The next problem was getting the fish back to the van. It was too big for my box and I didn't have a big enough carrier-bag. But somehow I got it back to my local fishing tackle shop where it was weighed at 16lbs 8oz – and photographed. After more photos at home, the post mortem revealed the only thing in its stomach was a five-inch flat fish. Each fillet weighed 4lbs and when cut into generous portions, there was enough for more than 12 meals.
What a session. I also caught another cod of two pounds and a decent bite. It was a day I'll never forget and a personal best that I doubt I'll ever better. It was an excellent reward for persevering during this winter's extreme conditions with many a blank outing. Keep at it, friends, and enjoy your fishing.
How do you get the best out of a day on the beach? Read the signs – doing detective work and collecting evidence. Gather all the relevant factors for the day's fishing. Like the clues to an unsolved murder, some are relevant and some will be discarded. Recognising the right clues comes with experience, and successful anglers do it as second nature.
There are many variables to consider – wind, sun, light, high-tide times, metres of tide and its strength, the presence of weed and/or crabs, the type of beach (sandy, shingle or rocks), the colour of the sea and the temperature for ice, snow, rain. I could go on.
Wind can hold a tide out, or push a tide, and that can make a difference of several feet. Wind affects the swell and the power of the waves. If the spring tides coincide with onshore winds (from the east on our coast) the tide can be much higher than predicted.
The run of the tide can easily suck you off your feet and would be impossible to swim against.
When these conditions prevail, it is impossible to fish. The best times are just after such stormy conditions in the gullies and holes scoured out by the big sea. The violent movement of water dislodges small creatures from their homes and they become food for the larger predators. The coloured sea stirs up the nutrients and this encourages all types of marine life to multiply, including the dreaded crabs and weed.
The three-day European Open Beach Championship, including the Bridlington Flattie Bash, has long been number one with the British sea anglers.
Here, besides rubbing shoulders with anglers from Ireland, Belgium, Greece, the Netherlands, Scandinavia, Spain, Portugal, France and Germany, each angler will be able to pick up valuable information, tactics, skills and new techniques.
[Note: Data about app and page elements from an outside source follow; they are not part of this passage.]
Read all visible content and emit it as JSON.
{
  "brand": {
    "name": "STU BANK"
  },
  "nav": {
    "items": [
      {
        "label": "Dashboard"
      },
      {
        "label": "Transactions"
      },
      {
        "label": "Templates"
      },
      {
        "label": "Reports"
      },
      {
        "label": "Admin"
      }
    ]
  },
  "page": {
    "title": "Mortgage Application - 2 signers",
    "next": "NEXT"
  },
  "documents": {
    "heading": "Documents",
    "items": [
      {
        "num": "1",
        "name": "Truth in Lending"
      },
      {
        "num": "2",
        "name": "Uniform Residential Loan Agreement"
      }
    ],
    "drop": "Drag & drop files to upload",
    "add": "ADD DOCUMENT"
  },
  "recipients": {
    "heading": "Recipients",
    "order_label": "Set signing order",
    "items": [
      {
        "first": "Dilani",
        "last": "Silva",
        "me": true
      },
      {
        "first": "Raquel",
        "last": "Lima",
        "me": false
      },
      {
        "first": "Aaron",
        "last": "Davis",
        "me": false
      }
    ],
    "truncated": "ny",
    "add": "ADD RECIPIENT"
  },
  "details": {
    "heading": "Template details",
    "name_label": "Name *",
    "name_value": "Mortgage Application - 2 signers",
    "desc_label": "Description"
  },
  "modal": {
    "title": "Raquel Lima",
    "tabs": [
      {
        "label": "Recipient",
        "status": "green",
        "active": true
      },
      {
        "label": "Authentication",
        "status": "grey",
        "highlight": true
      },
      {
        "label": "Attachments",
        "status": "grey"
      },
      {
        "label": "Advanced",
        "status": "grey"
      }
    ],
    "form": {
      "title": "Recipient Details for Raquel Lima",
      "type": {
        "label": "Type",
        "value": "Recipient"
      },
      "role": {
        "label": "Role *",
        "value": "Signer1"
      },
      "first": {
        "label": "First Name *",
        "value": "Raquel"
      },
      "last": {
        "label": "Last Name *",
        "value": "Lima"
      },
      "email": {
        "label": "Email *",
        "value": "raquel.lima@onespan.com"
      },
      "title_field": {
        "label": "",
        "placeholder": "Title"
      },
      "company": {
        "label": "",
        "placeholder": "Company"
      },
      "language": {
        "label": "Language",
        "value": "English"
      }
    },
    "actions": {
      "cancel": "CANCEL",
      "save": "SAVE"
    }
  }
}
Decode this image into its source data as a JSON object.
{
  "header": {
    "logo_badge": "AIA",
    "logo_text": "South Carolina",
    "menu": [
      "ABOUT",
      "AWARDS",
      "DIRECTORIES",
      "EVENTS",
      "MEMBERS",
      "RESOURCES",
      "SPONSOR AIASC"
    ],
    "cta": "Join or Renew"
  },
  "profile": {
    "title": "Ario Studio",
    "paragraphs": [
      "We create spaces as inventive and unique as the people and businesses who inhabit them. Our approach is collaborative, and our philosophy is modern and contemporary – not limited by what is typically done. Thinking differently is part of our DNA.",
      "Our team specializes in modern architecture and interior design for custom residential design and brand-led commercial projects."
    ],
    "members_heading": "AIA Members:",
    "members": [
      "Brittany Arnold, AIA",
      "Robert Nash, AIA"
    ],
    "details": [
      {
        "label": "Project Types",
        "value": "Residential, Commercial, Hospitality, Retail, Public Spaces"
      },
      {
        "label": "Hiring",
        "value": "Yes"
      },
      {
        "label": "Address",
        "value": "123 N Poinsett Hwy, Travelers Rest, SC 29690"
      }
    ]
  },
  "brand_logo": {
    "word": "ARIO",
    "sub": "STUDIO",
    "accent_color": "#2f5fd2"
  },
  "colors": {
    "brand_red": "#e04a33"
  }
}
It's a superb way of networking and an opportunity not to be missed.
European Open Beach Championship 2011, February 25-27, South Cliff Caravan Park, Bridlington. Tel 01482 391668 or go to http://www.eyevents.co.uk/events/open/